Technology, Innovation, and Design
The design of products and services has profound and complex relationships with human capabilities. Indeed, many products and services – from technological innovations to social innovations - are developed with the aim of expanding valuable freedoms and powers and have indeed made important positive contributions. Examples include medical technologies that enable people to lead longer and healthier lives, ICTs empowering people to play a more active role in shaping their social and political environment, organizational forms such as cooperatives that can likewise empower people and open networks that enable people to pursue a common mission. Other products and innovations are more questionable in capability terms: do chemical weapons or, less dramatically, hydrogenated fats offer any expansion of the freedoms people have reason to value? And what about new organization and networks that primarily aim to marginalize or even exclude others?
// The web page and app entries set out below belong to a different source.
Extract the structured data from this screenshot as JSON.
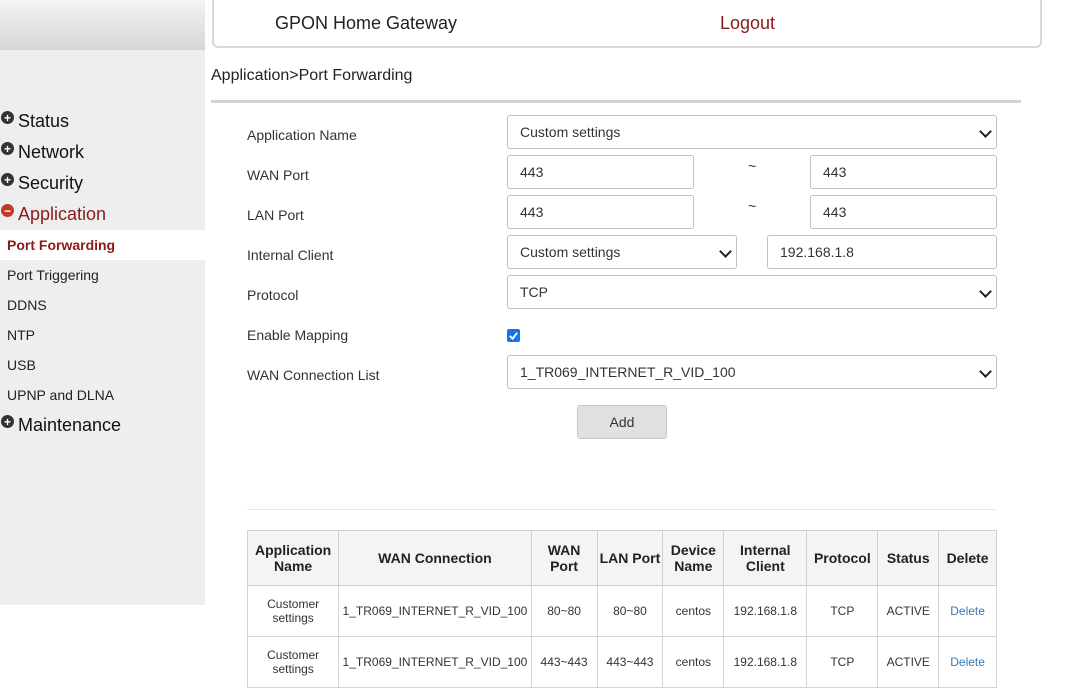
{
  "header": {
    "title": "GPON Home Gateway",
    "logout": "Logout"
  },
  "breadcrumb": "Application>Port Forwarding",
  "sidebar": {
    "groups": [
      {
        "label": "Status",
        "expanded": false
      },
      {
        "label": "Network",
        "expanded": false
      },
      {
        "label": "Security",
        "expanded": false
      },
      {
        "label": "Application",
        "expanded": true
      },
      {
        "label": "Maintenance",
        "expanded": false
      }
    ],
    "app_items": [
      "Port Forwarding",
      "Port Triggering",
      "DDNS",
      "NTP",
      "USB",
      "UPNP and DLNA"
    ],
    "current": "Port Forwarding",
    "plus": "+",
    "minus": "−"
  },
  "form": {
    "app_name_label": "Application Name",
    "app_name_value": "Custom settings",
    "wan_port_label": "WAN Port",
    "wan_port_start": "443",
    "wan_port_end": "443",
    "lan_port_label": "LAN Port",
    "lan_port_start": "443",
    "lan_port_end": "443",
    "tilde": "~",
    "internal_client_label": "Internal Client",
    "internal_client_select": "Custom settings",
    "internal_client_ip": "192.168.1.8",
    "protocol_label": "Protocol",
    "protocol_value": "TCP",
    "enable_mapping_label": "Enable Mapping",
    "enable_mapping_checked": true,
    "wan_conn_label": "WAN Connection List",
    "wan_conn_value": "1_TR069_INTERNET_R_VID_100",
    "add_button": "Add"
  },
  "table": {
    "headers": [
      "Application Name",
      "WAN Connection",
      "WAN Port",
      "LAN Port",
      "Device Name",
      "Internal Client",
      "Protocol",
      "Status",
      "Delete"
    ],
    "rows": [
      [
        "Customer settings",
        "1_TR069_INTERNET_R_VID_100",
        "80~80",
        "80~80",
        "centos",
        "192.168.1.8",
        "TCP",
        "ACTIVE",
        "Delete"
      ],
      [
        "Customer settings",
        "1_TR069_INTERNET_R_VID_100",
        "443~443",
        "443~443",
        "centos",
        "192.168.1.8",
        "TCP",
        "ACTIVE",
        "Delete"
      ]
    ]
  },
  "colors": {
    "accent": "#8b1a1a",
    "link": "#3a76b8",
    "checkbox": "#1a73e8"
  }
}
Clearly, there is a need for careful ethical analysis.
This ethical analysis needs to be informed by a better understanding of the complex interactions of products and services, organizations and networks, as well as institutions and cognitive frames so as to better understand the role of design, technology and innovation for human development. To this end, a focus on the more recent concept of social innovation complements the more established analysis of technology and design. Social innovations are new ideas and solutions that can take place at various levels, changing social relations, configurations and processes and contributing towards reaching social ends, in particular human capabilities. Social innovations thus includes organizational forms (such as energy co-operatives) as well as new forms of networking. But no matter whether the innovation is more on the level of product design or on the level of social relations, innovations raises important evaluative questions. Innovations have multiple ends and have multiple effects, positive and negative, intended and unintended, predictable and unforeseen, short and long-term. They simultaneously enable and constrain different people differently over different time-scales. Critical ongoing research and analysis in this area is therefore necessary.
Investigating the nexus of human capabilities, technology, design and social innovation require contributions from many academic disciplines, since questions in this area touch upon other themes such as governance, individual versus collective choice, participation, power, ideology, culture, values and norms, cognitive frames, economy, and ecosystems. All these also need to be set in the context of global dynamics such as between the global North and global South, as well as between humans and other living beings. As research for human development, it calls for a transdisciplinary approach that also includes non-academic partners for conducting research appropriately. This thematic group aims to stimulate interest in this domain and to this end brings together researchers and practitioners of diverse disciplinary backgrounds for discussion, exchange of information and joint project development.